On the way back to my room I stopped at the bar / gathering place and ran into a bishop who immediately asked, “what’s going on with the House of Deputies? When are you going to give us something we can work with?” And, when I came in and began reading comments and blogs on the Net, it became clear that the House of Bishops, and the Presiding Bishop in particular, believe that the House of Deputies needed rescue and guidance. Some of the comments were fairly blunt: that the House of Deputies needed to be more mature and less abrasive, that we were not flexible, or that we needed help.
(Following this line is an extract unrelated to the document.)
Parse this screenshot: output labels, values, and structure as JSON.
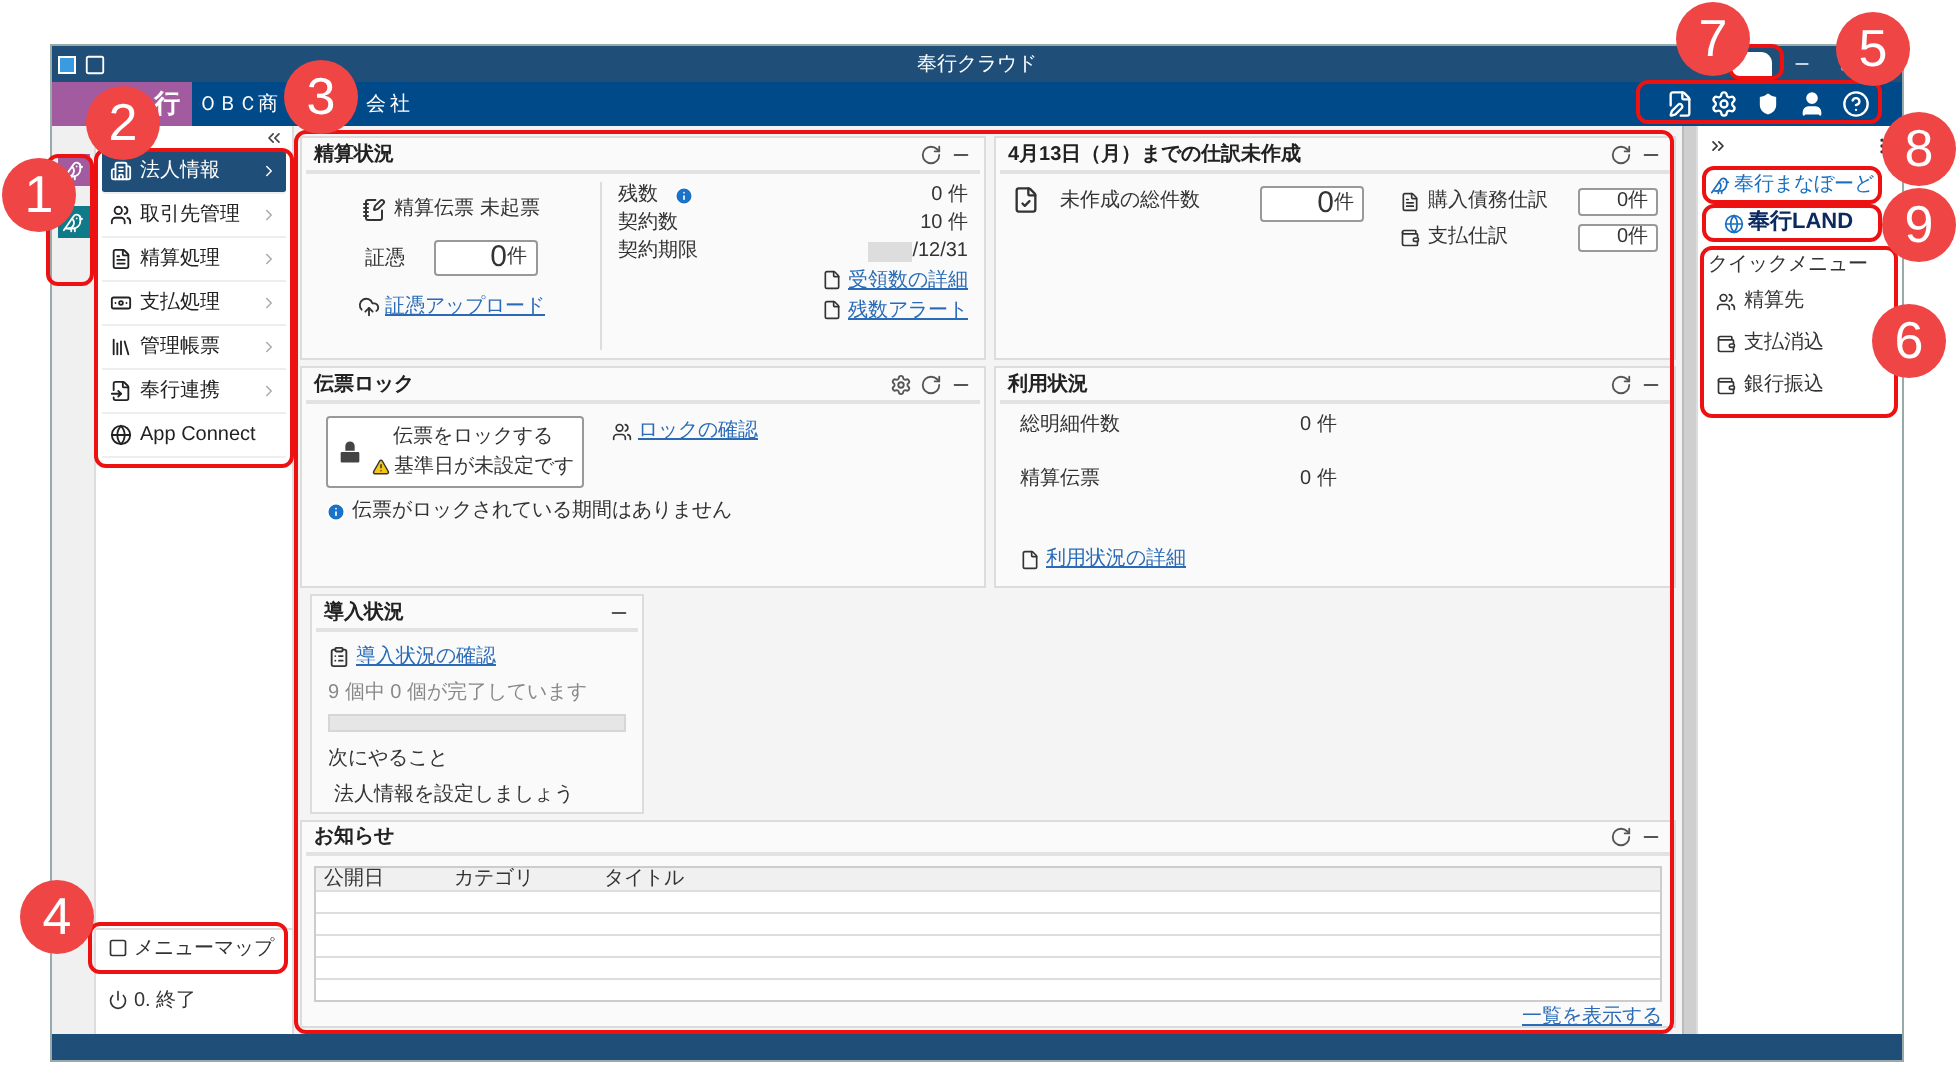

Well, we will see. The big guns will be in the house today. What I do know is that if the big guns get paternalistic there will be hell to pay. It may not be a good thing to insult the maturity or integrity of this large body of people who have been working hard for a long time with resolutions that concern our work in the Anglican Communion. That work, unlike the resolutions regarding mission and program, concerns high level interchange, not local contextual realities. Most deputies have little connection to the wide range of people and organizations that are central to the Communion. Most will never meet or see the Archbishop of Canterbury, most will never go to a Lambeth Conference, almost none will participate in any of the “instruments of unity.” And yet these people are asked to bear the brunt of the struggle to maintain a way forward in Anglican Communion processes. These Deputies are asked to surrender some vague edges of autonomy to some not too clearly understood or seen “higher” power.
The House of Bishops would do well to remember that Lambeth may be a fine time for them, but it is not nearly as important as money for local ministry or canons for ministry, or a budget for missionaries. The Archbishop of Canterbury would do well to understand that emissaries that seem to come from the monarch or the patriarch bearing messages of caution and dictates for action are not well received by this rag-tag body of deputies who got sent here to be the Episcopal Church assembled to empower mission, not the local branch of the Anglican Communion convened to receive marching orders.
Today promises to be a day when the streets get washed down, and hope is renewed.
My hope is that the joint session will be conducted without anxiety or paternalism, and that we do indeed find a way forward in responding to the Windsor Report, and that following that we can breeze through the remaining legislation. But we can do so only if we sweep out the corners where the power brokers have left their webs to snare the unawares.
We broke through the stained glass ceiling on Sunday. Perhaps today we can break through the walls of fear.
No matter what we do today, no one can say we are not taking the Windsor Report seriously or that we somehow have not attended to the concerns of the Primates, the Lambeth Conference or the Anglican Consultative Council. We will do what we can do, and that’s that. Everything else is for another time.
The threat that we might not make it to Lambeth, or that we will be no longer part of the Anglican Communion is a real one, but it is not as great as the promise that loving kindness will prevail if we do not loose hope, and if we do not abandon one another.
Off to work.